Freeway Free in Texas: The Missions of San Antonio
I had not been aware that the Alamo is only one of five San Antonio missions which together comprise a National Historic Park as well as a World Heritage Site. W and I saw them all.
The Alamo is not a large building, and until the Daughters of the Republic of Texas appealed to the state government, it was in danger of disappearing entirely under one or another wave of urban development which swept over San Antonio. Now, of course, it is a cultural icon as well as a huge tourist attraction. The State of Texas has taken over responsibility for funding its maintenance, with the DRT acting as custodians.
Since its time as a church, the Alamo has been an army barracks, a fort under bombardment, an army storehouse, and simply abandoned. No wonder it is the least lovely of the five San Antonio missions. It has no bell tower, no frescoes, no WPA restoration of dubious accuracy, no green lawns. It does have some beautiful old live oak trees which were transplanted to the grounds, and a very well stocked gift shop, and mobs of tourists coming in waves from tour buses. We chose an audio tour so that we could try to go where the bus tours and field trippers were not, but were only partially successful.
The other missions make up in picturesque elegance what they lack in historical drama. Conception has two towers a la Notre Dame de Paris. San Jose has expansive grounds and a lovely window called “Rosita’s window” through which those Indians who were yet unbaptized could peek in and observe the religious ceremonies. Here we were guided by the incredibly perky Ranger Tatum who gave us a chirpy but very modern tour of the “Queen of the San Antonio missions” – exposing the inauthenticity of the WPA’s reconstructions, and the wrong-headed -ness of the priests’ aspirations regarding the natives.
San Juan has been spiffed up with whitewash and has an open belfry with the five bells arranged in tiers. Estrada is the last and least restored, but its dilapidation has a raffish charm all its own.
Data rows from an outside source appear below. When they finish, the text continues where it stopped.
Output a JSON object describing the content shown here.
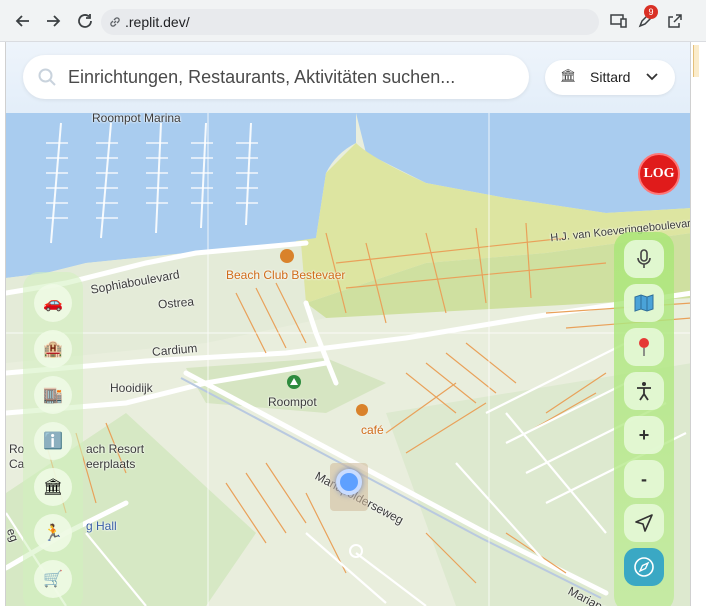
{
  "browser": {
    "url": ".replit.dev/",
    "badge_count": "9"
  },
  "search": {
    "placeholder": "Einrichtungen, Restaurants, Aktivitäten suchen..."
  },
  "city_select": {
    "value": "Sittard",
    "icon": "museum-icon"
  },
  "log_button": {
    "label": "LOG",
    "color": "#e01b1b"
  },
  "map": {
    "labels": {
      "marina": "Roompot Marina",
      "beach_club": "Beach Club Bestevaer",
      "sophiaboulevard": "Sophiaboulevard",
      "ostrea": "Ostrea",
      "cardium": "Cardium",
      "hooidijk": "Hooidijk",
      "roompot": "Roompot",
      "cafe": "café",
      "resort": "Roompot Beach Resort",
      "resort_partial_1": "Ro",
      "resort_partial_2": "ach Resort",
      "kamperplaats_1": "Ca",
      "kamperplaats_2": "eerplaats",
      "hall": "g Hall",
      "mariapolderseweg": "Mariapolderseweg",
      "mariapo": "Mariapo",
      "koeveringe": "H.J. van Koeveringeboulevar",
      "weg_partial": "eg"
    }
  },
  "left_toolbar": {
    "items": [
      {
        "icon": "car-icon"
      },
      {
        "icon": "hotel-icon"
      },
      {
        "icon": "building-icon"
      },
      {
        "icon": "info-icon"
      },
      {
        "icon": "museum-icon"
      },
      {
        "icon": "sport-icon"
      },
      {
        "icon": "shopping-cart-icon"
      }
    ]
  },
  "right_toolbar": {
    "zoom_in_label": "+",
    "zoom_out_label": "-",
    "items": [
      {
        "icon": "microphone-icon"
      },
      {
        "icon": "map-icon"
      },
      {
        "icon": "pin-icon"
      },
      {
        "icon": "accessibility-icon"
      },
      {
        "icon": "zoom-in-icon"
      },
      {
        "icon": "zoom-out-icon"
      },
      {
        "icon": "navigate-icon"
      },
      {
        "icon": "compass-icon"
      }
    ],
    "accent_color": "#3aa8c4"
  }
}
The missions were opened as a way of establishing Spanish culture and faith in the New World; the missionaries were at the same time agents of the King as well as of God. The natives came to the missions as a last resort – they were being terrorized by tribes of Apaches who were invading south Texas in order to escape the even more martial Comanches, and they were dying of sicknesses brought by their early contacts with the Spanish. The missionaries promised shelter from and defense against the Apaches, which they delivered in exchange for the natives’ abandoning their language, beliefs, and culture – even their names. However the missionaries could not protect against the illnesses. The priests believed that the natives were dying because of their sinful lives, not because of contagion, which was not then understood. By the end of the mission era, 80% of the indigenous tribe members who had come to the mission for help were dead.
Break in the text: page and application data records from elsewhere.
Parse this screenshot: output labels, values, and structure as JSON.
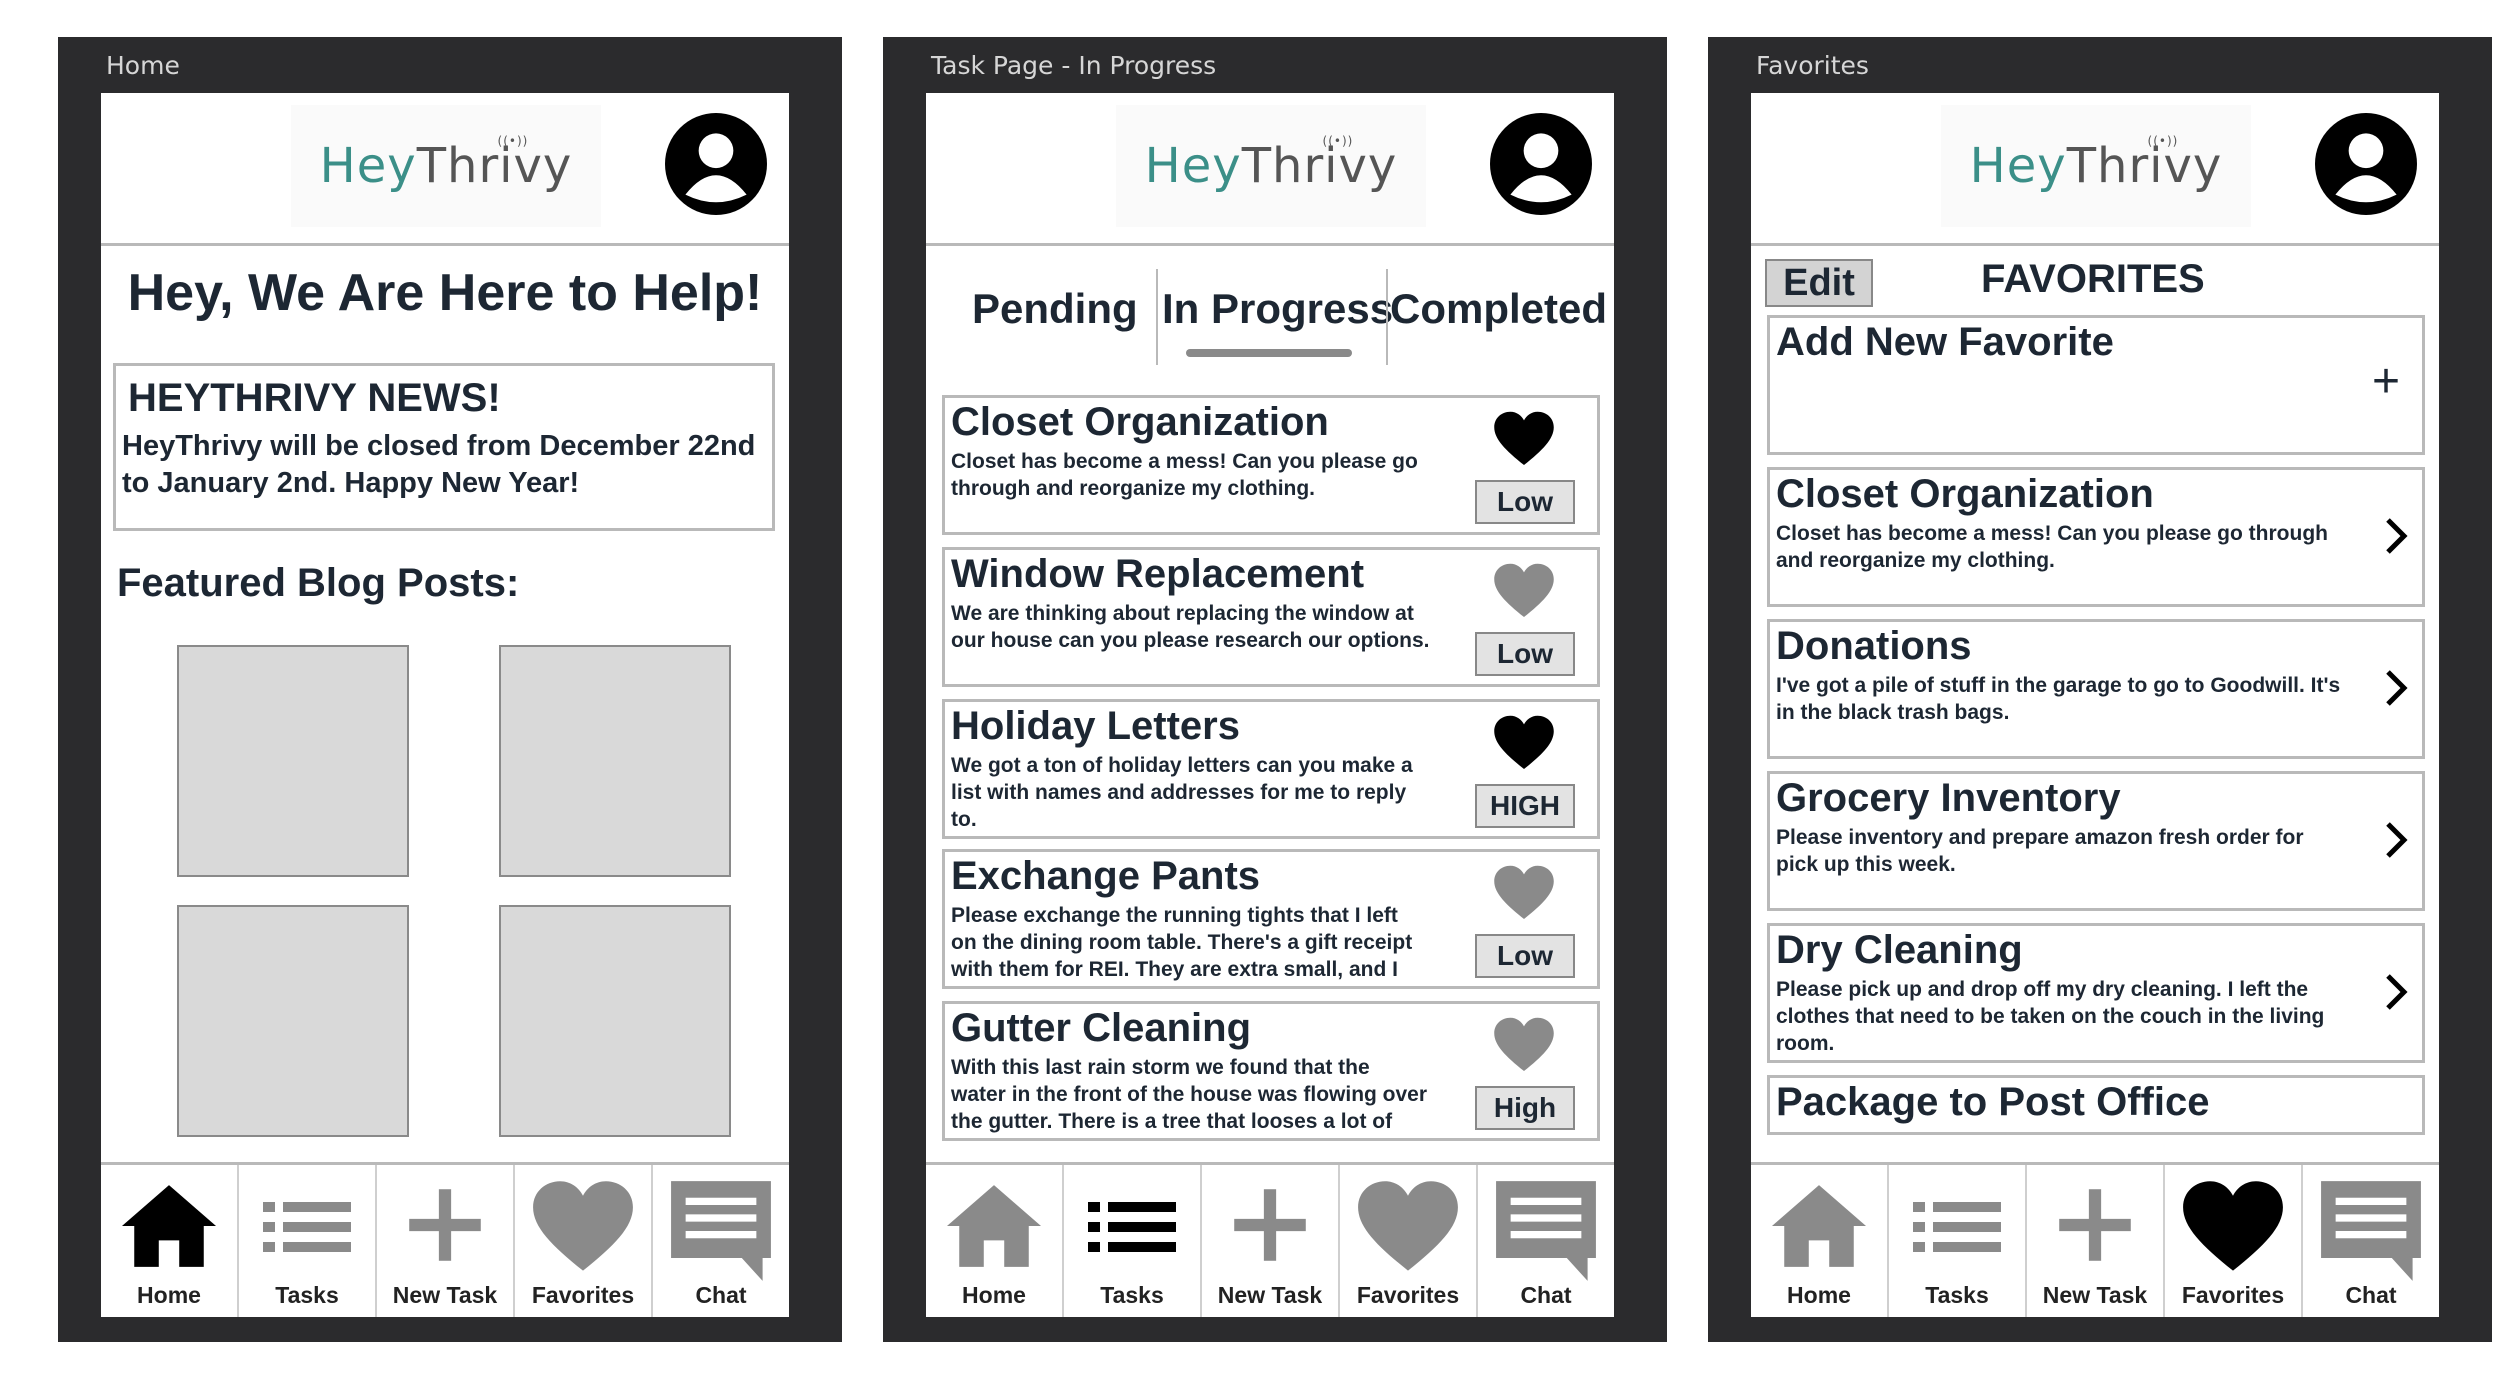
{
  "screens": {
    "home": {
      "frame_label": "Home",
      "logo_hey": "Hey",
      "logo_thrivy": "Thrivy",
      "heading": "Hey, We Are Here to Help!",
      "news_title": "HEYTHRIVY NEWS!",
      "news_body_line1": "HeyThrivy will be closed from December 22nd",
      "news_body_line2": "to January 2nd. Happy New Year!",
      "blog_heading": "Featured Blog Posts:"
    },
    "tasks": {
      "frame_label": "Task Page - In Progress",
      "logo_hey": "Hey",
      "logo_thrivy": "Thrivy",
      "tabs": [
        "Pending",
        "In Progress",
        "Completed"
      ],
      "active_tab": "In Progress",
      "items": [
        {
          "title": "Closet Organization",
          "line1": "Closet has become a mess! Can you please go",
          "line2": "through and reorganize my clothing.",
          "line3": "",
          "priority": "Low",
          "favorite": true
        },
        {
          "title": "Window Replacement",
          "line1": "We are thinking about replacing the window at",
          "line2": "our house can you please research our options.",
          "line3": "",
          "priority": "Low",
          "favorite": false
        },
        {
          "title": "Holiday Letters",
          "line1": "We got a ton of holiday letters can you make a",
          "line2": "list with names and addresses for me to reply",
          "line3": "to.",
          "priority": "HIGH",
          "favorite": true
        },
        {
          "title": "Exchange Pants",
          "line1": "Please exchange the running tights that I left",
          "line2": "on the dining room table. There's a gift receipt",
          "line3": "with them for REI. They are extra small, and I",
          "priority": "Low",
          "favorite": false
        },
        {
          "title": "Gutter Cleaning",
          "line1": "With this last rain storm we found that the",
          "line2": "water in the front of the house was flowing over",
          "line3": "the gutter. There is a tree that looses a lot of",
          "priority": "High",
          "favorite": false
        }
      ]
    },
    "favorites": {
      "frame_label": "Favorites",
      "logo_hey": "Hey",
      "logo_thrivy": "Thrivy",
      "edit_label": "Edit",
      "title": "FAVORITES",
      "add_new": "Add New Favorite",
      "add_icon": "+",
      "items": [
        {
          "title": "Closet Organization",
          "line1": "Closet has become a mess! Can you please go through",
          "line2": "and reorganize my clothing.",
          "line3": ""
        },
        {
          "title": "Donations",
          "line1": "I've got a pile of stuff in the garage to go to Goodwill. It's",
          "line2": "in the black trash bags.",
          "line3": ""
        },
        {
          "title": "Grocery Inventory",
          "line1": "Please inventory and prepare amazon fresh order for",
          "line2": "pick up this week.",
          "line3": ""
        },
        {
          "title": "Dry Cleaning",
          "line1": "Please pick up and drop off my dry cleaning. I left the",
          "line2": "clothes that need to be taken on the couch in the living",
          "line3": "room."
        },
        {
          "title": "Package to Post Office",
          "line1": "",
          "line2": "",
          "line3": ""
        }
      ]
    }
  },
  "nav": {
    "home": "Home",
    "tasks": "Tasks",
    "new_task": "New Task",
    "favorites": "Favorites",
    "chat": "Chat"
  },
  "colors": {
    "frame": "#2b2b2d",
    "brand_teal": "#3b8f88",
    "text_dark": "#1d2733",
    "active_icon": "#000000",
    "inactive_icon": "#8a8a8a",
    "placeholder": "#d9d9d9"
  }
}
Lovely weather, and as we proceeded sown the Mission Trail the outer Missions were progressively emptier. We walked a lot, mostly on paving stones and bricks and clinkers. We felt we had earned a margarita at the end of the day at spangle-lit Mi Tierra, the doyenne of San Antonio’s Mexican restaurants. followed by a delicious platter of Monterrey Speciale, and a middling good flan to share at the end of the meal at the end of the Trail.